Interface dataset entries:
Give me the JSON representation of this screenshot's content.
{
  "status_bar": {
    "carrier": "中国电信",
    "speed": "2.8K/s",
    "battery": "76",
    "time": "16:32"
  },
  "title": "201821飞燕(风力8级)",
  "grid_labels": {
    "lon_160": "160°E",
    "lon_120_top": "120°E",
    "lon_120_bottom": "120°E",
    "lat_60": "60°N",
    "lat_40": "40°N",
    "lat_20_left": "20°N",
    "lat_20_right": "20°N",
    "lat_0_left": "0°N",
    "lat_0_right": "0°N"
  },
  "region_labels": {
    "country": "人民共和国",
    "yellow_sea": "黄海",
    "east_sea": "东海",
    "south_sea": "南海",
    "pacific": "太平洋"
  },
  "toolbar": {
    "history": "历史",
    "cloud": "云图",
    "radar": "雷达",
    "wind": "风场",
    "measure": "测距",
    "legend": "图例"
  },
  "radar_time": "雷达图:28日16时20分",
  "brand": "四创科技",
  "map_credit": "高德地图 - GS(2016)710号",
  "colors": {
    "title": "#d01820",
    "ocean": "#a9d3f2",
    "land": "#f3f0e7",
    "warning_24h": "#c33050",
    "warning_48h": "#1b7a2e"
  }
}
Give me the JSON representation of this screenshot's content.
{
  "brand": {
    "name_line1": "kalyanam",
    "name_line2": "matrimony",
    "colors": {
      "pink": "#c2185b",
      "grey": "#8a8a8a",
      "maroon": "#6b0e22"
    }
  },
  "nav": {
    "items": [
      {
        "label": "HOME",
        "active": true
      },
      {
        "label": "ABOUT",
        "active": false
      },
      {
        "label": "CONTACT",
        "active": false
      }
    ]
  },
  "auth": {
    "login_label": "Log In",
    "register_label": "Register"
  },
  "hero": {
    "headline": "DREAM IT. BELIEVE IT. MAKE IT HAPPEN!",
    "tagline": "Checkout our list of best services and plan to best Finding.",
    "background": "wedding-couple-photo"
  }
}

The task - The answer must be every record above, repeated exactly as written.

Exercise output -
Give me the JSON representation of this screenshot's content.
{
  "status_bar": {
    "carrier": "中国电信",
    "speed": "2.8K/s",
    "battery": "76",
    "time": "16:32"
  },
  "title": "201821飞燕(风力8级)",
  "grid_labels": {
    "lon_160": "160°E",
    "lon_120_top": "120°E",
    "lon_120_bottom": "120°E",
    "lat_60": "60°N",
    "lat_40": "40°N",
    "lat_20_left": "20°N",
    "lat_20_right": "20°N",
    "lat_0_left": "0°N",
    "lat_0_right": "0°N"
  },
  "region_labels": {
    "country": "人民共和国",
    "yellow_sea": "黄海",
    "east_sea": "东海",
    "south_sea": "南海",
    "pacific": "太平洋"
  },
  "toolbar": {
    "history": "历史",
    "cloud": "云图",
    "radar": "雷达",
    "wind": "风场",
    "measure": "测距",
    "legend": "图例"
  },
  "radar_time": "雷达图:28日16时20分",
  "brand": "四创科技",
  "map_credit": "高德地图 - GS(2016)710号",
  "colors": {
    "title": "#d01820",
    "ocean": "#a9d3f2",
    "land": "#f3f0e7",
    "warning_24h": "#c33050",
    "warning_48h": "#1b7a2e"
  }
}
Give me the JSON representation of this screenshot's content.
{
  "brand": {
    "name_line1": "kalyanam",
    "name_line2": "matrimony",
    "colors": {
      "pink": "#c2185b",
      "grey": "#8a8a8a",
      "maroon": "#6b0e22"
    }
  },
  "nav": {
    "items": [
      {
        "label": "HOME",
        "active": true
      },
      {
        "label": "ABOUT",
        "active": false
      },
      {
        "label": "CONTACT",
        "active": false
      }
    ]
  },
  "auth": {
    "login_label": "Log In",
    "register_label": "Register"
  },
  "hero": {
    "headline": "DREAM IT. BELIEVE IT. MAKE IT HAPPEN!",
    "tagline": "Checkout our list of best services and plan to best Finding.",
    "background": "wedding-couple-photo"
  }
}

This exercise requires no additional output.